Krauthammer: Conservatives Must 'Fall on Their Swords' to Replace ObamaCare
On "Special Report" tonight, Charles Krauthammer reacted to the release of the Congressional Republican leadership's ObamaCare replacement plan, saying that some conservatives will have to "fall on their swords" in order for its passage to be successful.
Several top conservatives, including Sen. Rand Paul (R-Ky.), have said they will not support a bill that would classify as "ObamaCare Lite."
Last week, Paul said on "The First 100 Days" that reported similarities between ObamaCare and the new bill amounted to "Democrat ideas dressed up in Republican clothing."
However, Krauthammer said such overtures like Paul's could spell doom for President Trump's promise to repeal-and-replace ObamaCare in short order.
Paul and his conservative counterparts in the House Freedom Caucus are wary of funding government entitlements through taxpayer monies or regulating any mandates.
"In the end ... the conservatives are going to have to fall on their swords," Krauthammer said. "There is no way they can... eliminate the entitlements. I think it would destroy the presidency."
Krauthammer said it is difficult to rollback an entitlement after it has been established, and said former President Obama effectively made permanent at least one or more health care entitlements.
If conservatives were to, instead, ask the Trump administration to give into their demands for a more fiscally-conservative replacement bill, it would be "disastrous" on the part of the conservatives, Krauthammer said.
Earlier on "Special Report," House Ways and Means Chairman Kevin Brady (R-Texas) said the new bill, posted at readthebill.gop, repeals all taxes and subsidies on the current Affordable Care Act and instead offers the same tax breaks to individual workers as the government would to businesses.
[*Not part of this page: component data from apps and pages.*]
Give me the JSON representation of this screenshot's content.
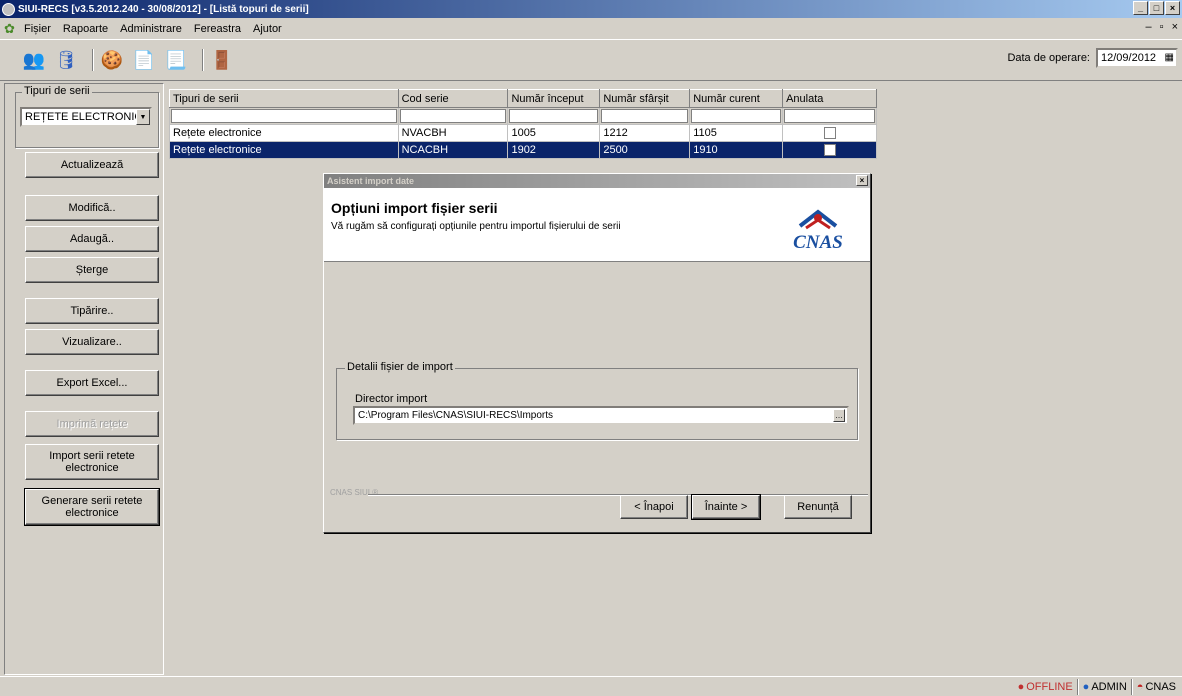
{
  "window": {
    "title": "SIUI-RECS [v3.5.2012.240 - 30/08/2012] - [Listă topuri de serii]"
  },
  "menu": {
    "items": [
      "Fișier",
      "Rapoarte",
      "Administrare",
      "Fereastra",
      "Ajutor"
    ]
  },
  "toolbar": {
    "op_date_label": "Data de operare:",
    "op_date_value": "12/09/2012"
  },
  "left": {
    "group_label": "Tipuri de serii",
    "combo_value": "REȚETE ELECTRONICE",
    "buttons": {
      "update": "Actualizează",
      "modify": "Modifică..",
      "add": "Adaugă..",
      "delete": "Șterge",
      "print": "Tipărire..",
      "view": "Vizualizare..",
      "export": "Export Excel...",
      "print_recipes": "Imprimă rețete",
      "import": "Import serii retete electronice",
      "generate": "Generare serii retete electronice"
    }
  },
  "grid": {
    "headers": [
      "Tipuri de serii",
      "Cod serie",
      "Număr început",
      "Număr sfârșit",
      "Număr curent",
      "Anulata"
    ],
    "rows": [
      {
        "type": "Rețete electronice",
        "code": "NVACBH",
        "start": "1005",
        "end": "1212",
        "current": "1105",
        "cancelled": false
      },
      {
        "type": "Rețete electronice",
        "code": "NCACBH",
        "start": "1902",
        "end": "2500",
        "current": "1910",
        "cancelled": false
      }
    ]
  },
  "dialog": {
    "title": "Asistent import date",
    "header_title": "Opțiuni import fișier serii",
    "header_sub": "Vă rugăm să configurați opțiunile pentru importul fișierului de serii",
    "logo_text": "CNAS",
    "group_label": "Detalii fișier de import",
    "dir_label": "Director import",
    "dir_value": "C:\\Program Files\\CNAS\\SIUI-RECS\\Imports",
    "footer_label": "CNAS SIUI ®",
    "back": "< Înapoi",
    "next": "Înainte >",
    "cancel": "Renunță"
  },
  "status": {
    "offline": "OFFLINE",
    "user": "ADMIN",
    "org": "CNAS"
  }
}
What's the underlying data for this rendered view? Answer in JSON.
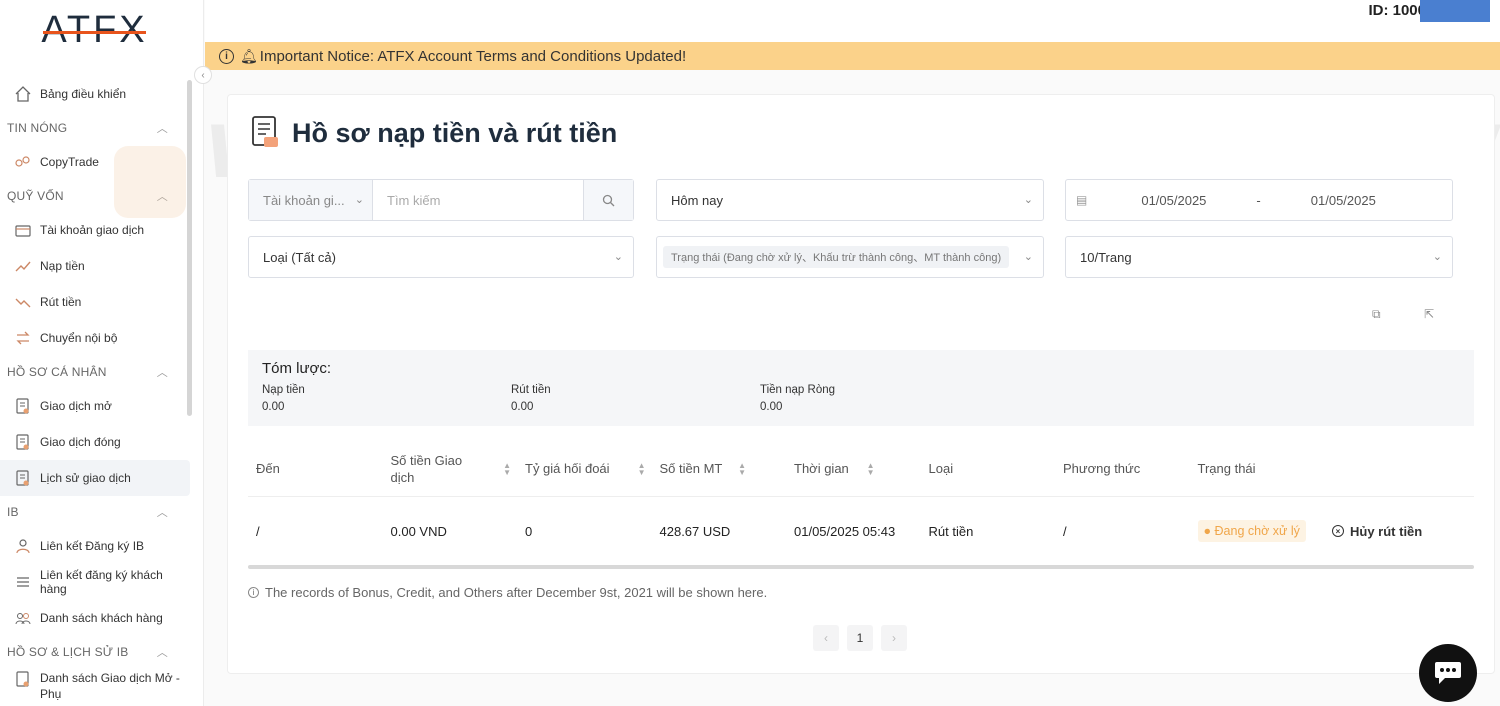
{
  "brand": {
    "logo": "ATFX"
  },
  "user": {
    "id_label": "ID: 1000"
  },
  "notice": {
    "text": "Important Notice: ATFX Account Terms and Conditions Updated!"
  },
  "sidebar": {
    "items": [
      {
        "label": "Bảng điều khiển",
        "icon": "home-icon"
      },
      {
        "section": "TIN NÓNG"
      },
      {
        "label": "CopyTrade",
        "icon": "copytrade-icon"
      },
      {
        "section": "QUỸ VỐN"
      },
      {
        "label": "Tài khoản giao dịch",
        "icon": "account-icon"
      },
      {
        "label": "Nạp tiền",
        "icon": "deposit-icon"
      },
      {
        "label": "Rút tiền",
        "icon": "withdraw-icon"
      },
      {
        "label": "Chuyển nội bộ",
        "icon": "transfer-icon"
      },
      {
        "section": "HỒ SƠ CÁ NHÂN"
      },
      {
        "label": "Giao dịch mở",
        "icon": "document-icon"
      },
      {
        "label": "Giao dịch đóng",
        "icon": "document-icon"
      },
      {
        "label": "Lịch sử giao dịch",
        "icon": "document-icon"
      },
      {
        "section": "IB"
      },
      {
        "label": "Liên kết Đăng ký IB",
        "icon": "link-icon"
      },
      {
        "label": "Liên kết đăng ký khách hàng",
        "icon": "list-icon"
      },
      {
        "label": "Danh sách khách hàng",
        "icon": "users-icon"
      },
      {
        "section": "HỒ SƠ & LỊCH SỬ IB"
      },
      {
        "label": "Danh sách Giao dịch Mở - Phụ",
        "icon": "document-icon"
      }
    ]
  },
  "page": {
    "title": "Hồ sơ nạp tiền và rút tiền"
  },
  "filters": {
    "account_select": "Tài khoản gi...",
    "search_placeholder": "Tìm kiếm",
    "period": "Hôm nay",
    "date_from": "01/05/2025",
    "date_separator": "-",
    "date_to": "01/05/2025",
    "type": "Loại (Tất cả)",
    "status": "Trạng thái (Đang chờ xử lý、Khấu trừ thành công、MT thành công)",
    "page_size": "10/Trang"
  },
  "summary": {
    "title": "Tóm lược:",
    "deposit_label": "Nạp tiền",
    "deposit_value": "0.00",
    "withdraw_label": "Rút tiền",
    "withdraw_value": "0.00",
    "net_label": "Tiền nạp Ròng",
    "net_value": "0.00"
  },
  "table": {
    "headers": [
      "Đến",
      "Số tiền Giao dịch",
      "Tỷ giá hối đoái",
      "Số tiền MT",
      "Thời gian",
      "Loại",
      "Phương thức",
      "Trạng thái"
    ],
    "rows": [
      {
        "to": "/",
        "amount": "0.00 VND",
        "rate": "0",
        "mt_amount": "428.67 USD",
        "time": "01/05/2025 05:43",
        "type": "Rút tiền",
        "method": "/",
        "status": "Đang chờ xử lý",
        "action": "Hủy rút tiền"
      }
    ]
  },
  "footer_note": "The records of Bonus, Credit, and Others after December 9st, 2021 will be shown here.",
  "pagination": {
    "current": "1"
  },
  "watermark": "WikiFX",
  "colors": {
    "notice_bg": "#fbd28a",
    "status_pending": "#f0a64a",
    "accent": "#e8541c"
  }
}
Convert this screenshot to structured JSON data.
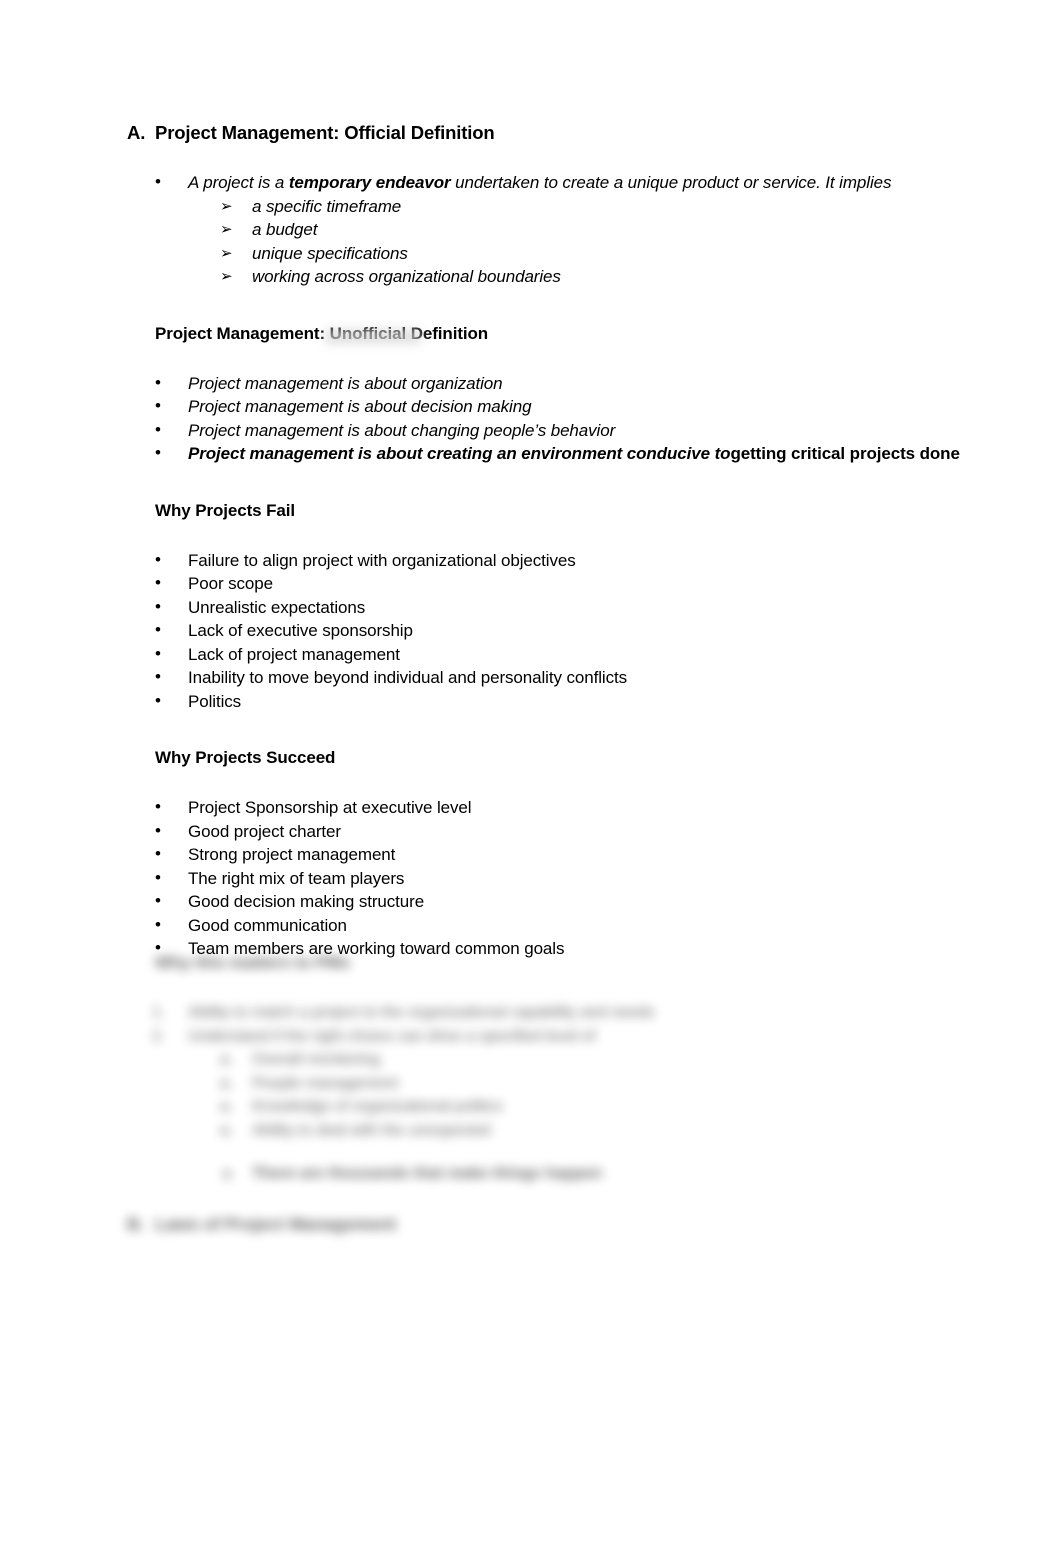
{
  "document": {
    "background_color": "#ffffff",
    "text_color": "#000000"
  },
  "sections": {
    "official": {
      "marker": "A.",
      "title": "Project Management: Official Definition",
      "bullet_marker": "•",
      "lead_bullet": {
        "part1": "A project is a ",
        "emphasis": "temporary endeavor",
        "part2": " undertaken to create a unique product or service. It implies"
      },
      "sub_marker": "➢",
      "sub_items": [
        "a specific timeframe",
        "a budget",
        "unique specifications",
        "working across organizational boundaries"
      ]
    },
    "unofficial": {
      "title": "Project Management: Unofficial Definition",
      "bullet_marker": "•",
      "items": [
        "Project management is about organization",
        "Project management is about decision making",
        "Project management is about changing people’s behavior"
      ],
      "last_item": {
        "italic_part": "Project management is about creating an environment conducive to",
        "upright_part": "getting critical projects done"
      }
    },
    "fail": {
      "title": "Why Projects Fail",
      "bullet_marker": "•",
      "items": [
        "Failure to align project with organizational objectives",
        "Poor scope",
        "Unrealistic expectations",
        "Lack of executive sponsorship",
        "Lack of project management",
        "Inability to move beyond individual and personality conflicts",
        "Politics"
      ]
    },
    "succeed": {
      "title": "Why Projects Succeed",
      "bullet_marker": "•",
      "items": [
        "Project Sponsorship at executive level",
        "Good project charter",
        "Strong project management",
        "The right mix of team players",
        "Good decision making structure",
        "Good communication",
        "Team members are working toward common goals"
      ]
    },
    "redacted": {
      "note": "blurred illegible block",
      "heading": "Why this matters to PMs",
      "numbered_marker_1": "1.",
      "numbered_marker_2": "2.",
      "numbered": [
        "Ability to match a project to the organizational capability and needs",
        "Understand if the right choice can drive a specified level of",
        "Overall monitoring",
        "People management",
        "Knowledge of organizational politics",
        "Ability to deal with the unexpected"
      ],
      "sub_marker": "a.",
      "highlight": "There are thousands that make things happen",
      "heading_b_marker": "B.",
      "heading_b": "Laws of Project Management"
    }
  }
}
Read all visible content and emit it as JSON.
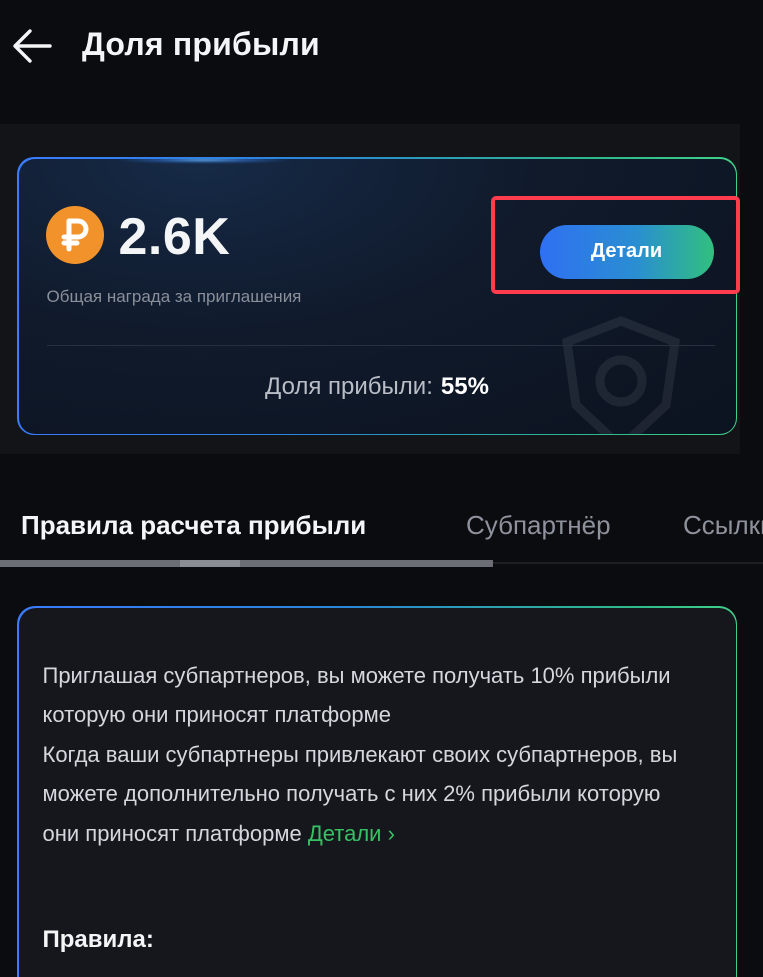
{
  "header": {
    "title": "Доля прибыли"
  },
  "reward": {
    "currency_symbol": "₽",
    "amount": "2.6K",
    "caption": "Общая награда за приглашения",
    "details_button": "Детали",
    "profit_share_label": "Доля прибыли:",
    "profit_share_value": "55%"
  },
  "tabs": [
    {
      "label": "Правила расчета прибыли",
      "active": true
    },
    {
      "label": "Субпартнёр",
      "active": false
    },
    {
      "label": "Ссылки",
      "active": false
    }
  ],
  "rules": {
    "paragraph_1": "Приглашая субпартнеров, вы можете получать 10% прибыли которую они приносят платформе",
    "paragraph_2": "Когда ваши субпартнеры привлекают своих субпартнеров, вы можете дополнительно получать с них 2% прибыли которую они приносят платформе",
    "link_label": "Детали",
    "link_chevron": "›",
    "heading": "Правила:"
  },
  "colors": {
    "background": "#0b0c0f",
    "accent_blue": "#2f70f2",
    "accent_green": "#31c07e",
    "coin_orange": "#f2922b",
    "highlight_red": "#ff3b4e",
    "link_green": "#35c264"
  },
  "icons": {
    "back": "arrow-left-icon",
    "coin": "ruble-coin-icon",
    "watermark": "crest-watermark-icon",
    "link_chevron": "chevron-right-icon"
  }
}
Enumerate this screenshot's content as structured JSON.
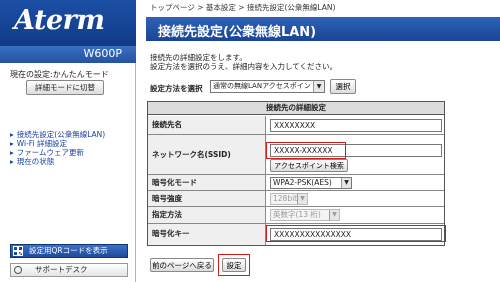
{
  "brand": {
    "logo": "Aterm",
    "model": "W600P"
  },
  "sidebar": {
    "mode_text": "現在の設定:かんたんモード",
    "mode_button": "詳細モードに切替",
    "links": [
      "接続先設定(公衆無線LAN)",
      "Wi-Fi 詳細設定",
      "ファームウェア更新",
      "現在の状態"
    ],
    "qr_button": "設定用QRコードを表示",
    "support_button": "サポートデスク"
  },
  "breadcrumb": "トップページ > 基本設定 > 接続先設定(公衆無線LAN)",
  "page_title": "接続先設定(公衆無線LAN)",
  "description": [
    "接続先の詳細設定をします。",
    "設定方法を選択のうえ、詳細内容を入力してください。"
  ],
  "method": {
    "label": "設定方法を選択",
    "selected": "通常の無線LANアクセスポイント",
    "button": "選択"
  },
  "table": {
    "header": "接続先の詳細設定",
    "rows": {
      "name": {
        "label": "接続先名",
        "value": "XXXXXXXX"
      },
      "ssid": {
        "label": "ネットワーク名(SSID)",
        "value": "XXXXX-XXXXXX",
        "button": "アクセスポイント検索"
      },
      "encryption_mode": {
        "label": "暗号化モード",
        "value": "WPA2-PSK(AES)"
      },
      "strength": {
        "label": "暗号強度",
        "value": "128bit"
      },
      "method": {
        "label": "指定方法",
        "value": "英数字(13 桁)"
      },
      "key": {
        "label": "暗号化キー",
        "value": "XXXXXXXXXXXXXXX"
      }
    }
  },
  "buttons": {
    "prev": "前のページへ戻る",
    "set": "設定"
  },
  "colors": {
    "brand_blue": "#1a4594",
    "highlight_red": "#d11a1a"
  }
}
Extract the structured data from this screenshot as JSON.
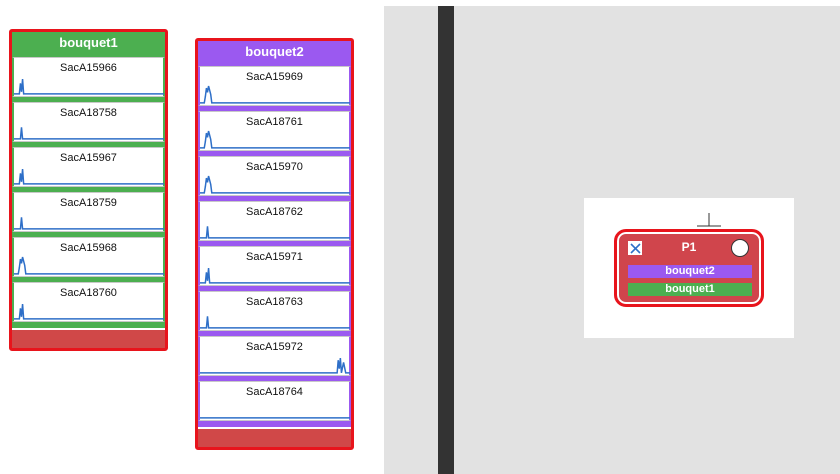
{
  "colors": {
    "selection_border": "#e8141c",
    "bouquet1": "#4caf50",
    "bouquet2": "#9b59f0",
    "node_fill": "#d0454c",
    "trace": "#2e6fc8",
    "footer": "#d04848"
  },
  "bouquets": [
    {
      "title": "bouquet1",
      "color_key": "bouquet1",
      "samples": [
        {
          "label": "SacA15966",
          "trace_shape": "spike-early"
        },
        {
          "label": "SacA18758",
          "trace_shape": "spike-thin"
        },
        {
          "label": "SacA15967",
          "trace_shape": "spike-early"
        },
        {
          "label": "SacA18759",
          "trace_shape": "spike-thin"
        },
        {
          "label": "SacA15968",
          "trace_shape": "spike-wide"
        },
        {
          "label": "SacA18760",
          "trace_shape": "spike-early"
        }
      ]
    },
    {
      "title": "bouquet2",
      "color_key": "bouquet2",
      "samples": [
        {
          "label": "SacA15969",
          "trace_shape": "spike-wide"
        },
        {
          "label": "SacA18761",
          "trace_shape": "spike-wide"
        },
        {
          "label": "SacA15970",
          "trace_shape": "spike-wide"
        },
        {
          "label": "SacA18762",
          "trace_shape": "spike-thin"
        },
        {
          "label": "SacA15971",
          "trace_shape": "spike-early"
        },
        {
          "label": "SacA18763",
          "trace_shape": "spike-thin"
        },
        {
          "label": "SacA15972",
          "trace_shape": "spike-late"
        },
        {
          "label": "SacA18764",
          "trace_shape": "flat"
        }
      ]
    }
  ],
  "node": {
    "title": "P1",
    "checkbox_icon": "x-checkbox-icon",
    "status_icon": "circle-icon",
    "tags": [
      {
        "label": "bouquet2",
        "color_key": "bouquet2"
      },
      {
        "label": "bouquet1",
        "color_key": "bouquet1"
      }
    ]
  }
}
"This really fits what Americans need," Brady said.
On entitlements, House Energy Committee Chairman Gregory Walden (R-Ore.) said the new bill doesn't "pull the rug out from under people" who now depend on some form of subsidy.
"We create a market that's affordable and available and that works," Walden said.